The keyword essay on “body” explains that in children’s literature the body is often turned into a material frame for the child. The body becomes a material thing that children focus on. Society sexualizes children’s bodies and represents there innocence and vulnerability as being “sexy”. Body image is a very central aspect of a young girls’ development and comes about when the girl begins to think of her body as a material thing. As culture continually sexualizes the child body and tells young girls particularity what is a beautiful or even sexy, young girls begin to develop ideas around their own body and how they view themselves. In Toni Morrison’s, The Bluest Eye, we can observe the keyword essay on “body” to be acting in multiple ways. First, the girls in The Bluest Eye seem to connect their body and sexuality in an odd idea of being able to ruin your body with the loss of virginity. In addition, Pecola has a very negative view of her body and is always longing to look like Shirley Temple on her cup and have blue eyes.
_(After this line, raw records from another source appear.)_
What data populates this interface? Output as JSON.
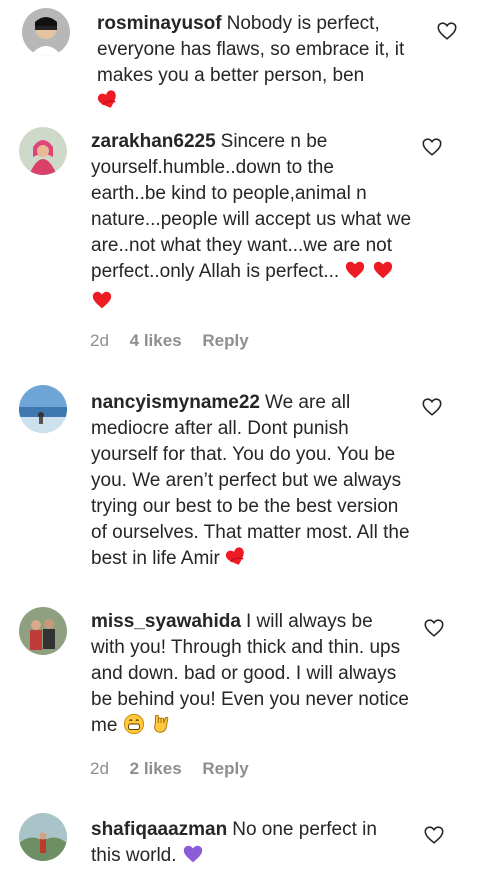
{
  "comments": [
    {
      "username": "rosminayusof",
      "text": "Nobody is perfect, everyone has flaws, so embrace it, it makes you a better person, ben",
      "emojis": [
        "heart-on-fire"
      ]
    },
    {
      "username": "zarakhan6225",
      "text": "Sincere n be yourself.humble..down to the earth..be kind to people,animal n nature...people will accept us what we are..not what they want...we are not perfect..only Allah is perfect...",
      "emojis": [
        "red-heart",
        "red-heart",
        "red-heart"
      ],
      "age": "2d",
      "likes": "4 likes",
      "reply": "Reply"
    },
    {
      "username": "nancyismyname22",
      "text": "We are all mediocre after all. Dont punish yourself for that. You do you. You be you. We aren’t perfect but we always trying our best to be the best version of ourselves. That matter most. All the best in life Amir",
      "emojis": [
        "heart-on-fire"
      ]
    },
    {
      "username": "miss_syawahida",
      "text": "I will always be with you! Through thick and thin. ups and down. bad or good. I will always be behind you! Even you never notice me",
      "emojis": [
        "grinning-face",
        "love-you-gesture"
      ],
      "age": "2d",
      "likes": "2 likes",
      "reply": "Reply"
    },
    {
      "username": "shafiqaaazman",
      "text": "No one perfect in this world.",
      "emojis": [
        "purple-heart"
      ]
    }
  ],
  "colors": {
    "text": "#262626",
    "meta": "#8e8e8e",
    "heart_red": "#ed1c24",
    "heart_purple": "#8a5cd6"
  }
}
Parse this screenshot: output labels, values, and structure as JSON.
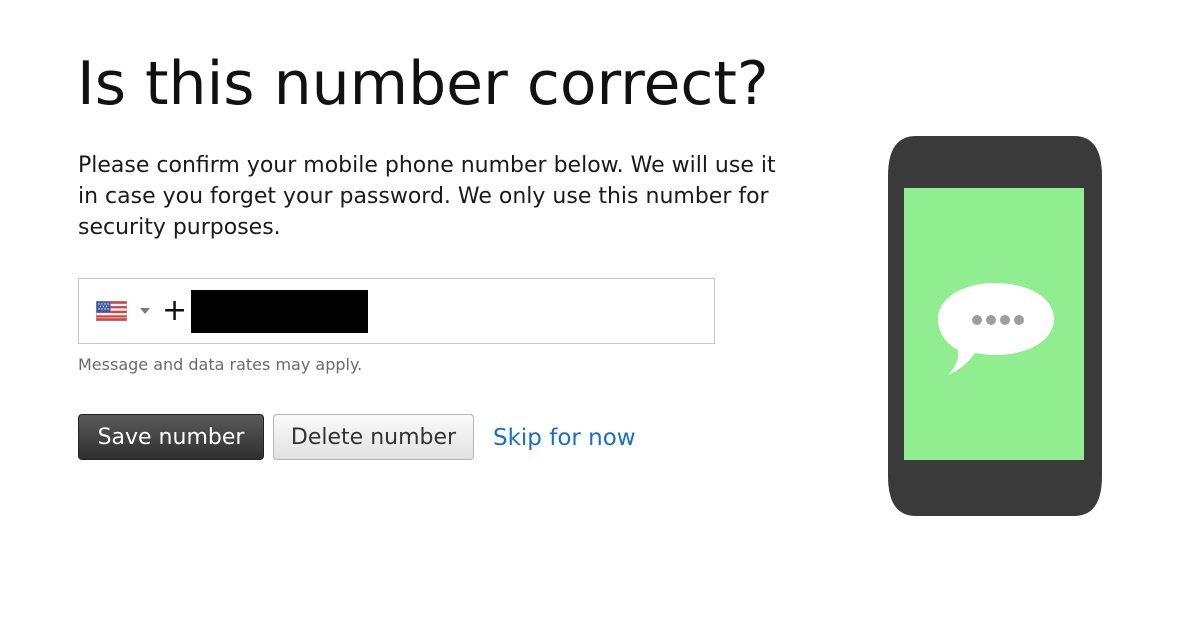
{
  "header": {
    "title": "Is this number correct?"
  },
  "main": {
    "description": "Please confirm your mobile phone number below. We will use it in case you forget your password. We only use this number for security purposes.",
    "phone_field": {
      "country_flag": "us-flag-icon",
      "prefix": "+",
      "number": "[redacted]"
    },
    "note": "Message and data rates may apply."
  },
  "actions": {
    "save_label": "Save number",
    "delete_label": "Delete number",
    "skip_label": "Skip for now"
  },
  "illustration": {
    "icon": "phone-message-icon",
    "screen_color": "#90ee90",
    "body_color": "#3a3a3a"
  },
  "colors": {
    "link": "#1a6fc4",
    "primary_button": "#3c3c3c"
  }
}
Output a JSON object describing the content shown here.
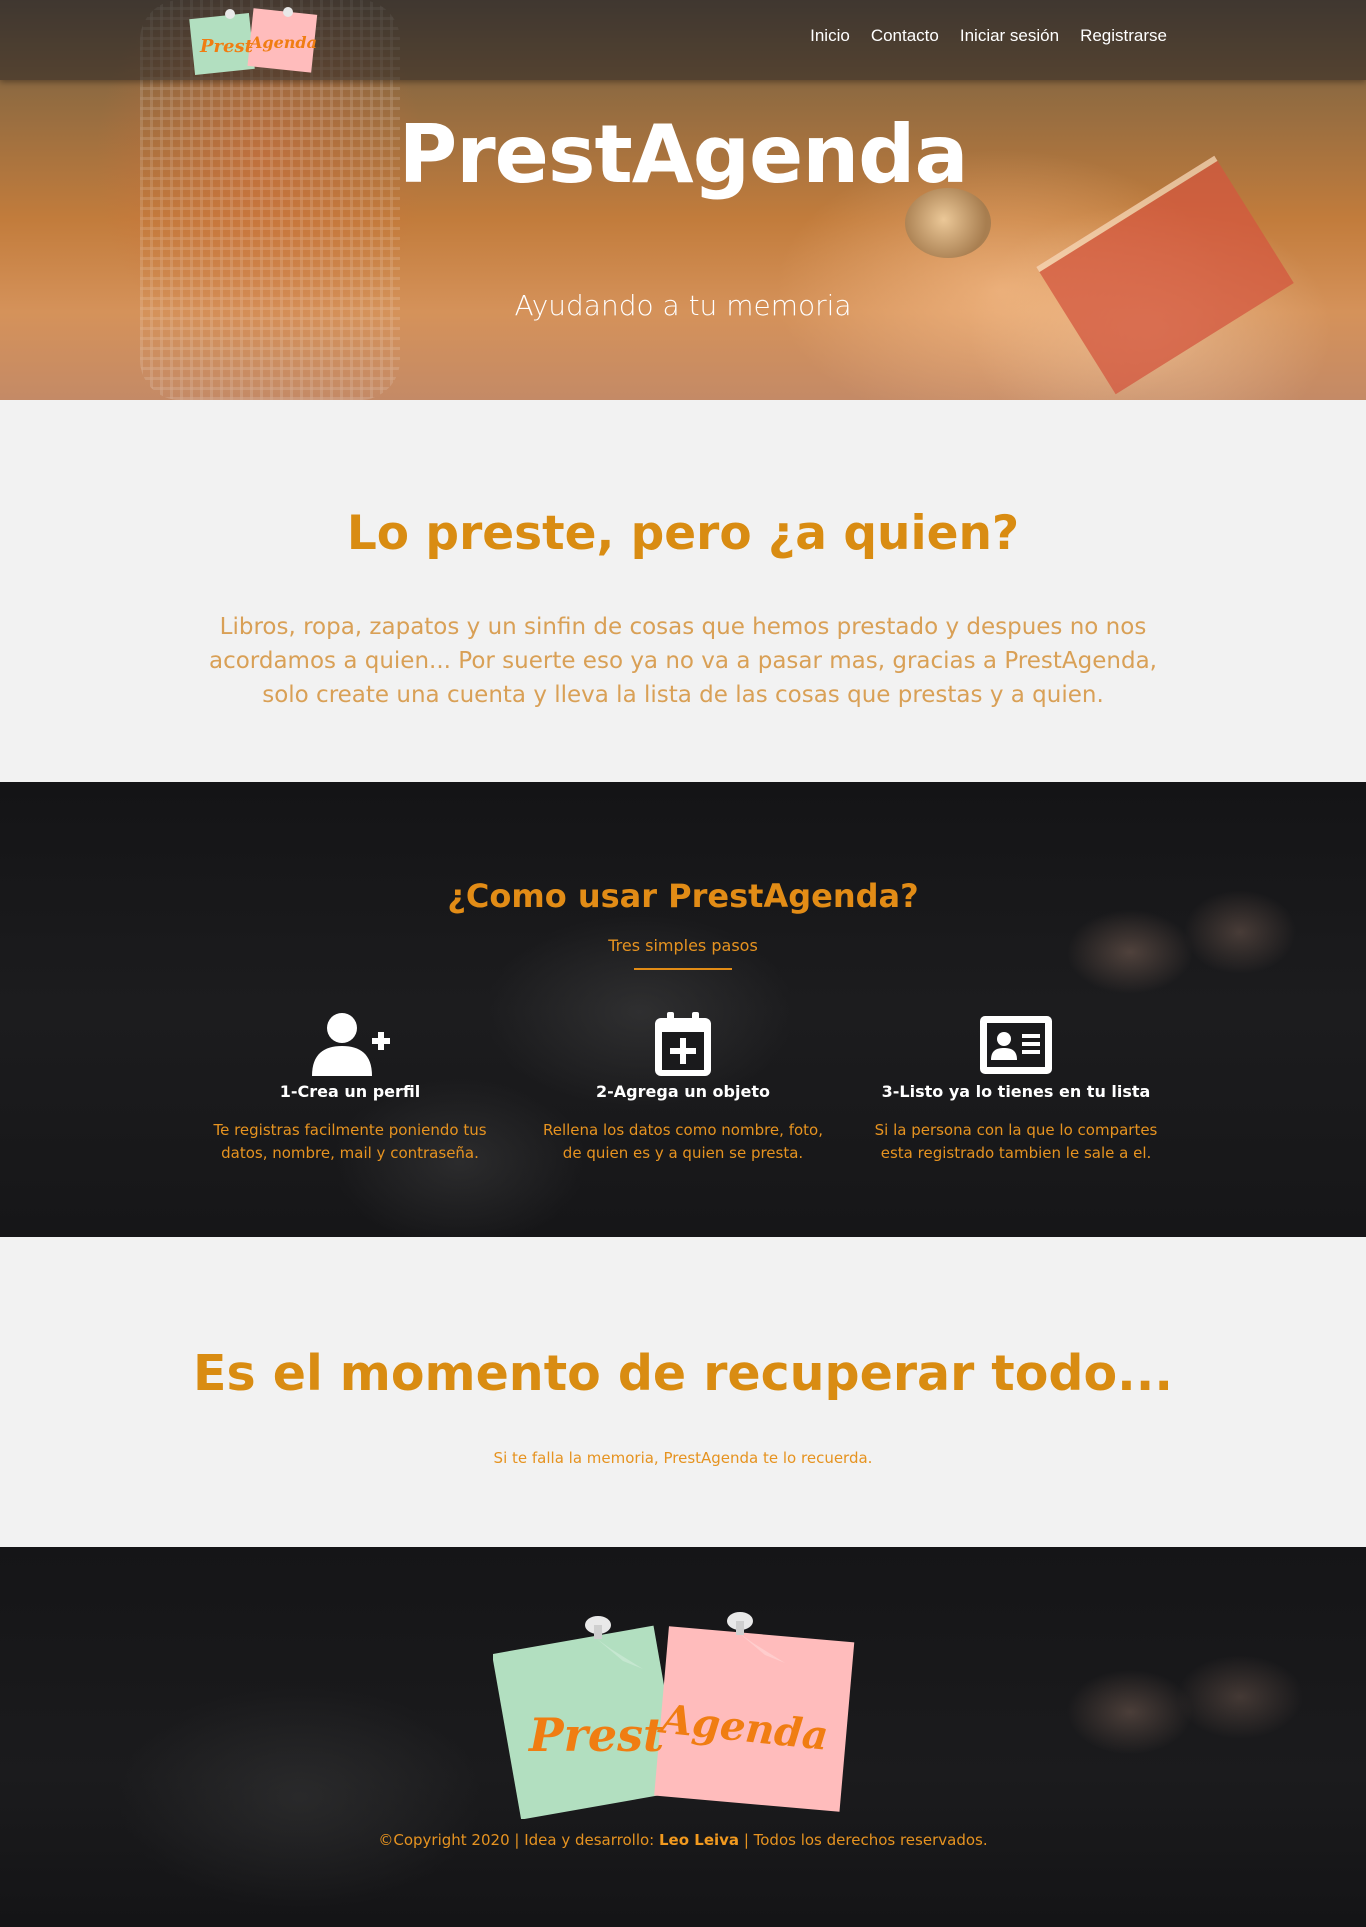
{
  "brand": {
    "logo_word_1": "Prest",
    "logo_word_2": "Agenda",
    "note_green": "#b2dfc0",
    "note_pink": "#ffbcbc",
    "logo_text_color": "#f07d12"
  },
  "nav": {
    "items": [
      "Inicio",
      "Contacto",
      "Iniciar sesión",
      "Registrarse"
    ]
  },
  "hero": {
    "title": "PrestAgenda",
    "subtitle": "Ayudando a tu memoria"
  },
  "intro": {
    "heading": "Lo preste, pero ¿a quien?",
    "body": "Libros, ropa, zapatos y un sinfin de cosas que hemos prestado y despues no nos acordamos a quien... Por suerte eso ya no va a pasar mas, gracias a PrestAgenda, solo create una cuenta y lleva la lista de las cosas que prestas y a quien."
  },
  "how": {
    "heading": "¿Como usar PrestAgenda?",
    "subheading": "Tres simples pasos",
    "steps": [
      {
        "icon": "user-plus-icon",
        "title": "1-Crea un perfil",
        "desc": "Te registras facilmente poniendo tus datos, nombre, mail y contraseña."
      },
      {
        "icon": "calendar-plus-icon",
        "title": "2-Agrega un objeto",
        "desc": "Rellena los datos como nombre, foto, de quien es y a quien se presta."
      },
      {
        "icon": "id-card-icon",
        "title": "3-Listo ya lo tienes en tu lista",
        "desc": "Si la persona con la que lo compartes esta registrado tambien le sale a el."
      }
    ]
  },
  "cta": {
    "heading": "Es el momento de recuperar todo...",
    "text": "Si te falla la memoria, PrestAgenda te lo recuerda."
  },
  "footer": {
    "copyright_pre": "©Copyright 2020 | Idea y desarrollo: ",
    "author": "Leo Leiva",
    "copyright_post": " | Todos los derechos reservados."
  },
  "colors": {
    "accent": "#d98c12",
    "accent_light": "#e69320",
    "dark_bg": "#19191b",
    "light_bg": "#f2f2f2"
  }
}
Third, Penola’s body is sexualized throughout the novel by the start of her period and rape of her father who sexually longed for this young girl. Her innocence was appealing and even sexy to him. At the conclusion of the novel, Pecola convinces herself that she has blue eyes as a way to cope with her longing to be different and the severe hardship she has faced in life. Pecola has a distorted body image because she longs for a body that society tells her is beautiful.
Body image is a similar struggle for all developing girls throughout multiple time periods. In model Cameron Russell’s TED talk about body image, she shares that the body and how people view you is a very powerful thing. She highlights how society constructs the idea of what is worthy and girls are prompted or forced to conform to the ideal standard of beauty. Body image would not be as big of an issue for girls if society and media did not construct what the beautiful and ideal body is. Cameron also speaks to the fact that her whiteness is valued and seen as beautiful and sexy in her industry. Cameron remarks that, “For the past two centuries we have defined beauty not just as health, youth and symmetry that we are programmed to admire. But also as tall slender figures and femininity and white skin.” In 2007 models on the runway were counted and less that 4% were not white. Our culture has created a legacy of what beauty is and constructed the idea that our outward body is extremely important to who we are. Lastly, Cameron speaks to the reality that young girls are very often sexualized in the modeling industry and society in general. She was taking racy photos for magazines before her first period or even boyfriend.
Both Pecola’s views of beauty in The Bluest Eye and Cameron Russell’s talk on body image as a model, show that the sexualization and materialization of children’s bodies lead to distinct messages that children and young girls have about their bodies. The image that girls hold about there body is a powerful part of their development.